### [TASK TO COMPLETE]
Read the data below. Every line holding the string "image" must be copied.
*-*-*
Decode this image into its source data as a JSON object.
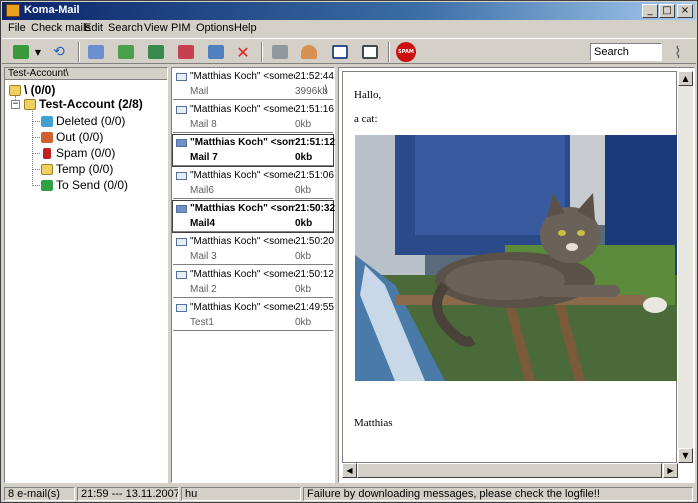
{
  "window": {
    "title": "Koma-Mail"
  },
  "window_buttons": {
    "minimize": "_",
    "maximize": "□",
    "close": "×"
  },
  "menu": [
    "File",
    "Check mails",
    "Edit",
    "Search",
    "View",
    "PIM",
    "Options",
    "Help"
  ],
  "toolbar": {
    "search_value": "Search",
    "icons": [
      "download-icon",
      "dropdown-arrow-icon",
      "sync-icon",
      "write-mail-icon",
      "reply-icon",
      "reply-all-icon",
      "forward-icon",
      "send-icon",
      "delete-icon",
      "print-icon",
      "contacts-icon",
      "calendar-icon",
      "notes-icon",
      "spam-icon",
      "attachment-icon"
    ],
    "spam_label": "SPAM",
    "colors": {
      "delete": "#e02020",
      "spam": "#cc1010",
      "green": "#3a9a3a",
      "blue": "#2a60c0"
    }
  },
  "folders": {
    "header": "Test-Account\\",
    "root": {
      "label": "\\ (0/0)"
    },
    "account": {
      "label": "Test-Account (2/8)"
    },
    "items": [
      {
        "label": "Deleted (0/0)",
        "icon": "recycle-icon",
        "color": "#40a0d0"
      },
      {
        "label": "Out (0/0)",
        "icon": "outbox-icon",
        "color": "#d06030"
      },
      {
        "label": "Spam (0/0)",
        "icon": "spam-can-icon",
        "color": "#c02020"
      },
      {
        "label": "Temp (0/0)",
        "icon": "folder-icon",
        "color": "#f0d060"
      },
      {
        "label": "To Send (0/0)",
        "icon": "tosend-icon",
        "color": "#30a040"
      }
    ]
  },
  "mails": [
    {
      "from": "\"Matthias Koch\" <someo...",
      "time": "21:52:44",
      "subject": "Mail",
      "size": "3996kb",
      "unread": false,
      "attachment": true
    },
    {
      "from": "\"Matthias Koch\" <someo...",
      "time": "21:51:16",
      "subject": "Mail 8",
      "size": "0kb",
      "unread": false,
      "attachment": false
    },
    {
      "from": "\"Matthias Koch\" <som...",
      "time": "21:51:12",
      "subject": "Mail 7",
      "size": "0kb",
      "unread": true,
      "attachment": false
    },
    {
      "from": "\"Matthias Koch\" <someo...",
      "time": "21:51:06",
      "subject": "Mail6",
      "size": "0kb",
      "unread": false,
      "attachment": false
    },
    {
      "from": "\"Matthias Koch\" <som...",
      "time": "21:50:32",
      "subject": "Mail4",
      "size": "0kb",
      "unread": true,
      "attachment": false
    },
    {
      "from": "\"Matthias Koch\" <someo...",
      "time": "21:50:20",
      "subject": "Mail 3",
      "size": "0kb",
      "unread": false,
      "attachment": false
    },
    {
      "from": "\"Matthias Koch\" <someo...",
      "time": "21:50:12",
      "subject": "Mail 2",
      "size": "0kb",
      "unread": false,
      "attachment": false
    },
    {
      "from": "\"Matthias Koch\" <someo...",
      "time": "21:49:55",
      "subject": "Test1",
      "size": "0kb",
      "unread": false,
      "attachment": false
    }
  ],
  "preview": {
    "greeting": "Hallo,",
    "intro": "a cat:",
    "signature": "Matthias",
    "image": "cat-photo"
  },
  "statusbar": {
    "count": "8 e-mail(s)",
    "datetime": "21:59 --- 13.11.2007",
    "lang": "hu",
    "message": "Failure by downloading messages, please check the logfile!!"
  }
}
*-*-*
### [SOLUTION FOR THIS EXERCISE]
Decode this image into its source data as a JSON object.
    "image": "cat-photo"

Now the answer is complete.